§ Your task: Find how many lines below mention "SQLite". Nothing but the number is needed.

§ Data for this exercise:
►

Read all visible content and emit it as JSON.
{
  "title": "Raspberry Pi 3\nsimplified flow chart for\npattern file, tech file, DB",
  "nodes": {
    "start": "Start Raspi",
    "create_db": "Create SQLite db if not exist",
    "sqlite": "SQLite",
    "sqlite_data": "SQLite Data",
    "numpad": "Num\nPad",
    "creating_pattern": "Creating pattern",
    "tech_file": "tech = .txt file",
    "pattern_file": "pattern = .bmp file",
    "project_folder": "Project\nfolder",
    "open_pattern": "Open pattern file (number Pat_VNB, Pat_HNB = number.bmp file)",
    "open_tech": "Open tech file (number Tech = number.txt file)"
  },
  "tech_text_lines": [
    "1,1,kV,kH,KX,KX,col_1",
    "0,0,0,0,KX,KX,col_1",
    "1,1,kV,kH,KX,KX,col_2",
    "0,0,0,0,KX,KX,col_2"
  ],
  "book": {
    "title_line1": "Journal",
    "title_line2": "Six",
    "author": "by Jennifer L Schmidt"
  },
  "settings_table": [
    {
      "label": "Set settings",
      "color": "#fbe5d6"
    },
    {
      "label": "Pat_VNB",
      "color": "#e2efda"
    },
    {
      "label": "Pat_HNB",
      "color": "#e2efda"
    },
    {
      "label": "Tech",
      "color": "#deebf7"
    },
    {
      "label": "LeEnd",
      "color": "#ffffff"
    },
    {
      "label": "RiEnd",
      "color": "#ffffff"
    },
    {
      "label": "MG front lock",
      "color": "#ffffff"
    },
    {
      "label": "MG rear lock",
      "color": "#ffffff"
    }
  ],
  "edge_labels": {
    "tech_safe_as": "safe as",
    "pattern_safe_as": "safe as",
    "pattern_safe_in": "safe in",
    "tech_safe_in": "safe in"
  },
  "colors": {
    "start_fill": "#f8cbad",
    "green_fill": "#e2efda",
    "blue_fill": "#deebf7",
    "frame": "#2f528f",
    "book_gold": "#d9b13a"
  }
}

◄
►

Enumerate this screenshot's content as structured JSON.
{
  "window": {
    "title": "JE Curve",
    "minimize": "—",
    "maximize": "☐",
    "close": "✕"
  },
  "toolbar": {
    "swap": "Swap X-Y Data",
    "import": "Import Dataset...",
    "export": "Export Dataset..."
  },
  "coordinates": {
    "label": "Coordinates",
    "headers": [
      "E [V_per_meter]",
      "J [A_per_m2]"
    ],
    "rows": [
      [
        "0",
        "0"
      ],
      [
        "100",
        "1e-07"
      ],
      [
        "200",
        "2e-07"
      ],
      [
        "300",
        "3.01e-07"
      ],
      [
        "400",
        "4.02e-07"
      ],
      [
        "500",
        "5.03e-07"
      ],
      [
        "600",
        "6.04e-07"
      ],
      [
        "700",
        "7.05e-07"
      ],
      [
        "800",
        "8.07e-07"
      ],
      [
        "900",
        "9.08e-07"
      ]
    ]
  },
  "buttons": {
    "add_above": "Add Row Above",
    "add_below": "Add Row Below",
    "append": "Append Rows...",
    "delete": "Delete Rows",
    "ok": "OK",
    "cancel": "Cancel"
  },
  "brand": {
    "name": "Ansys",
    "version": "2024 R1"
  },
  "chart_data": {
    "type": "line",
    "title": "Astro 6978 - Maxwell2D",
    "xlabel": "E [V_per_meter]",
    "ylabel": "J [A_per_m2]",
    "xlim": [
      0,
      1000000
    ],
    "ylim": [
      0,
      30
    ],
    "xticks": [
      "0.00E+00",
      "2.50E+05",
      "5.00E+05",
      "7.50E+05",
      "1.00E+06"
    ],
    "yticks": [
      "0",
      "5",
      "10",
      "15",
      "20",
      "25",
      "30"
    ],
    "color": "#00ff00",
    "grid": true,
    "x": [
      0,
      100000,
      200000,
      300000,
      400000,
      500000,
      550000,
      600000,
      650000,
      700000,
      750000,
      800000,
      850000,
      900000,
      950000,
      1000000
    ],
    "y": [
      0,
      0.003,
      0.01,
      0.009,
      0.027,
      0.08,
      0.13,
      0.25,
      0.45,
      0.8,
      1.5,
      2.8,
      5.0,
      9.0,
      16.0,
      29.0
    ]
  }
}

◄

§ Result of this exercise: 3